It’s no surprise – or secret – that immigration reform which reduces detentions and deportations would be a threat to private prison corporations' business.  Business Insider reported on February 2nd that in 2011, GEO Group CEO George Zoley told investors:

"At the federal level, initiatives related to border enforcement and immigration detention with an emphasis on criminal alien populations as well as the consolidation of existing detainee populations have continued to create demand for larger-scale, cost efficient facilities."

That same year, CCA stated in its annual earnings report that immigration reform

“could affect the number of persons arrested, convicted, and sentenced, thereby potentially reducing demand for correctional facilities to house them."

So who are these wealthy private prison corporations looking to to win them immigration detention contracts?   Below the jump are just some of the some the major lobbyists for private prison interests in Washington:

1. Bart Velhulst, Jeremy Wiley, and Kelli Cheever, CCA’s in-house lobbyists, were paid $1,070,000 in 2011 and $980,000 in 2012.  They lobbied on the Department of Homeland Security Appropriations Bill, particularly on “provisions related to ICE detention; as well as the House of Representatives and the Senate on homeland security issues related to the private prison industry.

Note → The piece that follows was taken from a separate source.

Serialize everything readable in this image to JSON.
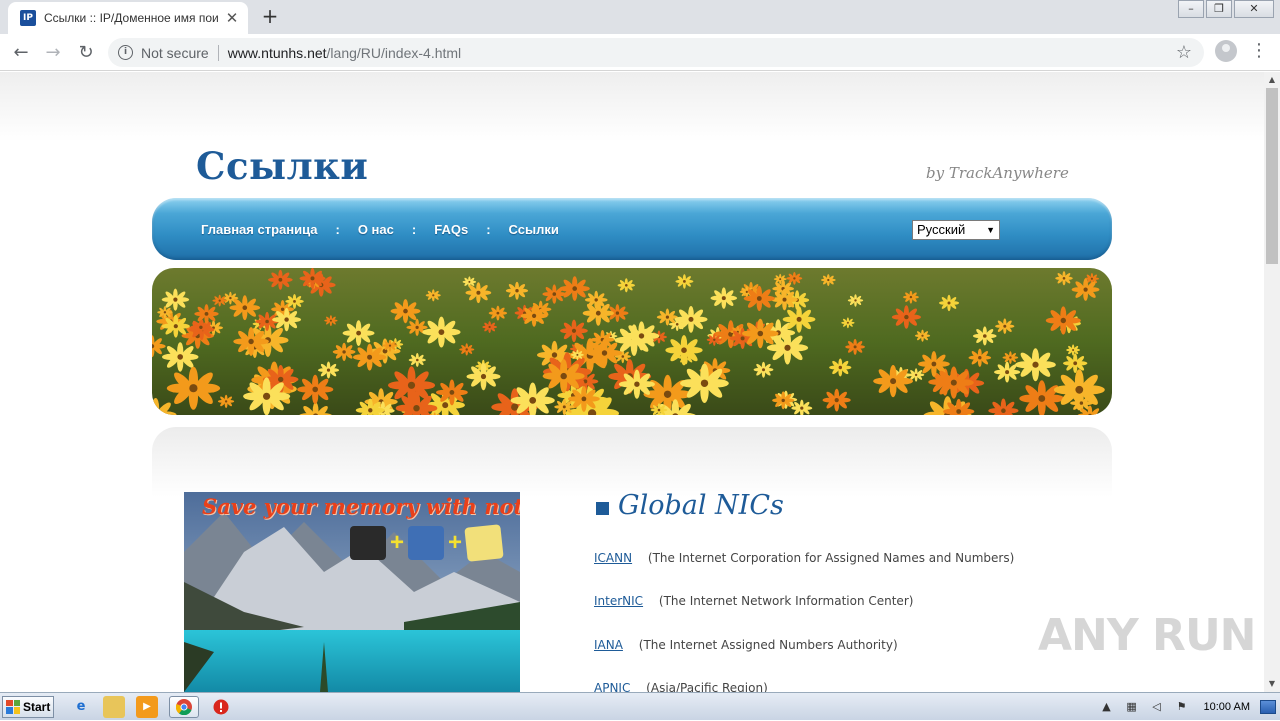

2. Lionel Aguirre, the well-connected Texan we’ve profiled before, earned $360,000 in 2011-2012 peddling GEO Group to the Department of Homeland Security, ICE, the United States Marshalls, and the House of Representatives.  In 2011, he also lobbied the Department of Transportation, the Department of Labor, and the Department of Justice.

3. Christopher Cox, Kyle Kizzier, and Danielle Burr (of lobbying firm Navigators Global, LLC) were paid $220,000 by GEO (2011-2012) to represent their interests in appropriations for DHS and ICE, specifically on “Issues Related to Alternatives to Detention.”  ICE’s budget for detention is $2 billion – 28 times larger than their budget for Alternatives to Detention.  But GEO has interests in both hard detention and "alternatives" after it purchased electronic monitoring company BI Incorporated.  Cox’s ties in DC (as the former special assistant on legislative affairs to George Bush and chief of staff for two House Representatives) probably don't hurt.

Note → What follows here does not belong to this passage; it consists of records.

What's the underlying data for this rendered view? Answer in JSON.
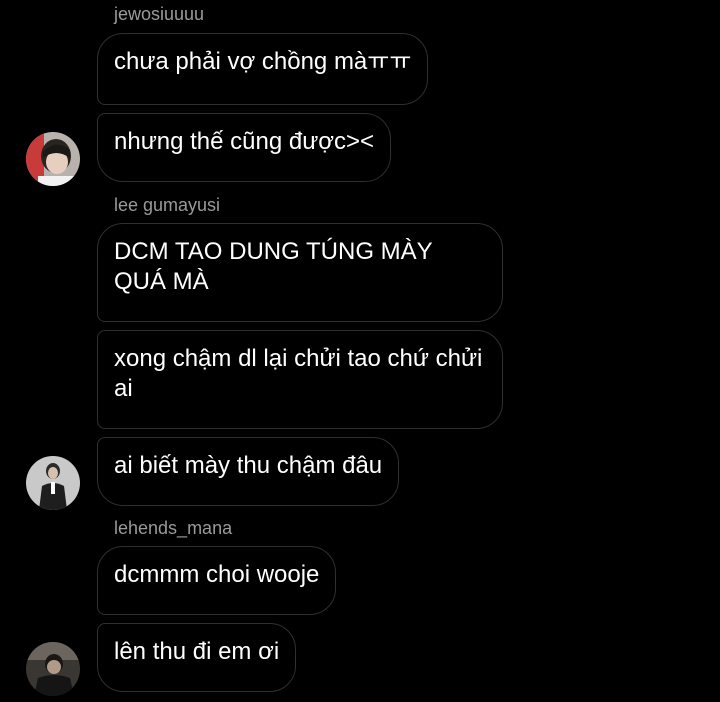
{
  "messages": [
    {
      "username": "jewosiuuuu",
      "bubbles": [
        "chưa phải vợ chồng màㅠㅠ",
        "nhưng thế cũng được><"
      ]
    },
    {
      "username": "lee gumayusi",
      "bubbles": [
        "DCM TAO DUNG TÚNG MÀY QUÁ MÀ",
        "xong chậm dl lại chửi tao chứ chửi ai",
        "ai biết mày thu chậm đâu"
      ]
    },
    {
      "username": "lehends_mana",
      "bubbles": [
        "dcmmm choi wooje",
        "lên thu đi em ơi"
      ]
    }
  ],
  "colors": {
    "background": "#000000",
    "bubble_border": "#2f2f2f",
    "username": "#9a9a9a",
    "text": "#ffffff"
  }
}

4. Akin Gump Strauss Hauer & Feld; McBee Strategic Consulting, LLC; Mehlman Vogel Castagnetti Inc; and Sisco Consulting, LLC round out the list of CCA’s DC spenders.  They don’t come cheap, either: CCA shelled out $1,730,000 for their services (2011-2012).  The four firms spent most of their time (and money) on the House and the Senate, but also paid visits to the US Marshals, the Department of Justice, and the State Department.  Some of their interests include “the construction and management of private prisons and detention facilities;” “monitor[ing] immigration reform;” and “provisions related to ICE detention.”

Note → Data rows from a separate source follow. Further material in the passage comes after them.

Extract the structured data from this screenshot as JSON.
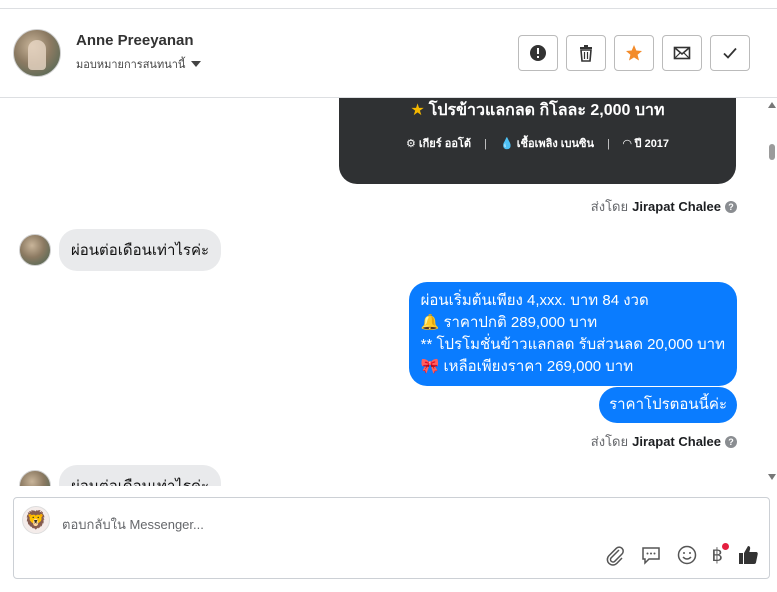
{
  "header": {
    "contact_name": "Anne Preeyanan",
    "assign_label": "มอบหมายการสนทนานี้",
    "buttons": [
      "mark-spam",
      "delete",
      "star",
      "mark-unread",
      "mark-done"
    ]
  },
  "chat": {
    "card": {
      "title": "โปรข้าวแลกลด กิโลละ 2,000 บาท",
      "meta_gear": "เกียร์ ออโต้",
      "meta_fuel": "เชื้อเพลิง เบนซิน",
      "meta_year": "ปี 2017"
    },
    "sent_by_prefix": "ส่งโดย",
    "sent_by_name": "Jirapat Chalee",
    "incoming_1": "ผ่อนต่อเดือนเท่าไรค่ะ",
    "outgoing_lines": [
      "ผ่อนเริ่มต้นเพียง 4,xxx. บาท 84 งวด",
      "🔔 ราคาปกติ 289,000 บาท",
      "** โปรโมชั่นข้าวแลกลด รับส่วนลด 20,000 บาท",
      "🎀  เหลือเพียงราคา 269,000 บาท"
    ],
    "outgoing_2": "ราคาโปรตอนนี้ค่ะ",
    "incoming_2": "ผ่อนต่อเดือนเท่าไรค่ะ"
  },
  "composer": {
    "placeholder": "ตอบกลับใน Messenger...",
    "currency_symbol": "฿"
  },
  "colors": {
    "outgoing_bubble": "#0a7cff",
    "incoming_bubble": "#e9eaec",
    "card_bg": "#2f3133",
    "star": "#f38b2a"
  }
}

Lobbying disclosure information from the Office of the Clerk of the House of Representatives.

Comments

I am making a documentary using the power of life and leadership coaching based on training we have done in two federal prisons. I want to interview US representatives who are in favor of prison reform...who would you suggest?

Add new comment